So then you go look back at your VE table and do the following checks:
1) does my VE increase with rpm, up to the point of best cylinder filling according to the valve timing? If it doesn't, I'm going to get lean spots. On this stock 1.6 Miata cam, best cylinder filling is at about 4500rpm. Later intake valve closing timing (longer duration cam or more retarded intake cam phasing on VVT engines) changes the point of max cylinder filling. After that rpm, VE should be flat or start to go down. if it doesn't, you will go rich.
2) does my VE increase with MAP? If it doesn't, I'm going to get lean spots. It should get richer (VE # % increase higher) at a faster rate as you get into heavier and heavier loads. This accounts for airflow from the turbocharger.
3) If I drive around without wideband o2 feedback, is my AFR jumping around like crazy? if it is, you probably have too many dips in the VE table.
4) If it's smooth with O2 feedback off, but AFR's get jumpy with it on, look at your AFR table setpoint and look at your controller games. I usually tune the gains for slow, steady response, with a smaller P gain
2) In either case, what AFR targets are you shooting for?
It's working out to be a flat 11.0:1 at full boost. Now, that's not because I am strongly wedded to that. It's just that the resources aren't available to do a more detailed study of optimum AFR for this engine, and a certain safety factor needs to be incorporated in.
Question 2 is of interest to me mostly because we have lots of conversations here with some successful tuners using a somewhat lean approach, and other a somewhat rich one. The question is important because a dyno tune that is set up to hit the targets presumes those targets.
Question 2 also because I see in step 4 you tuning spark for max torque, but I don't see that in step 2 for fuel.
It just depends how much time you want to spend, and what your assumption for AFR drift over time is going to be. I usually assume 0.5:1 fluctuation throughout a year's worth of driving in 4 seasons.
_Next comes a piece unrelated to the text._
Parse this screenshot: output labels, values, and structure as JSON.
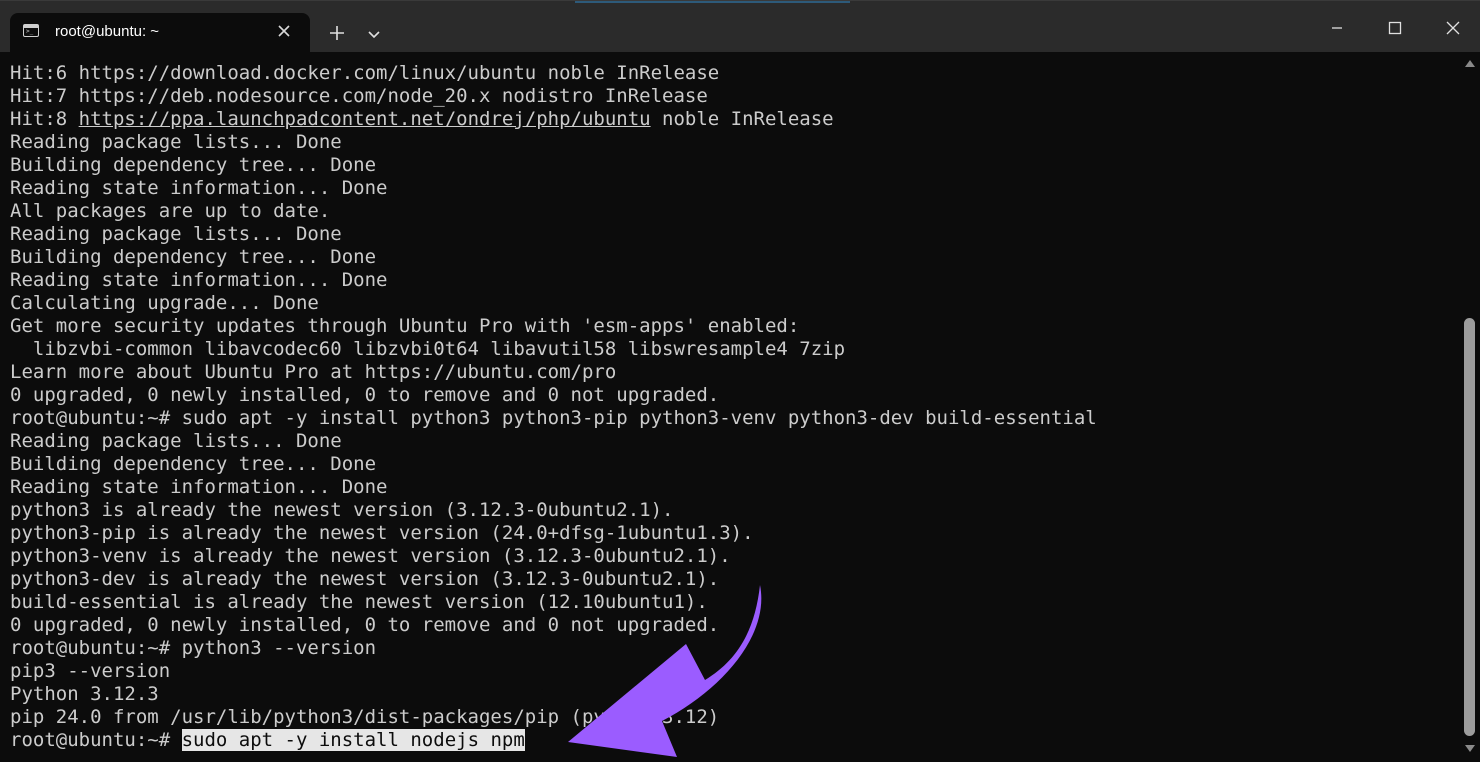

You can get it tighter than that if you have load-based air density correction, to account for things like the "I stopped at 7 Eleven for a Slurpee and my manifold air temp sensor is now heatsoaked" scenario.
The engine held up to a bunch of Tail of the Dragon runs before it ever made it to the dyno, so I consider that a success. The more engines you have to mess with the more you can study these factors, because you're not afraid to blow one up catastrophically or wear it out by beating on it. Race teams might have a couple engines, and OEMs have dozens if you include all the development phases.
For example, take knock control. Severe knock is obvious, but at the margins, Knock control is pretty much one guy's opinion on how much is too much. That applies whether you are using detcans, microphones, the naked ear, cylinder pressure traces on an oscilloscope, or calculated knock metrics from cylinder pressure (knock peak and intensity).
I've done knock sensor studies before and you really need to go through a whole procedure just to set the knocking frequency and the placement of the sensors. Then you need to set the gains and the knocking thresholds.
This really has to be done initially on an engine dyno by inducing knock in the engine and comparing accelerometer data, cylinder pressure data, and knock sensor data. You can't do that on your home project. The resources aren't available. So maybe you go off what somebody else's frequency is, and you look for spikes or unusual knock activity, or you attempt to tune with detcans. You could even induce some knock on a loading dyno at low speeds at least where it's less risky. Even then, you gotta make a judgment call.
Hope that helps. Just remember that there's physics and then there's the fudge factor built into the tune. You have to be able to understand and mess with both.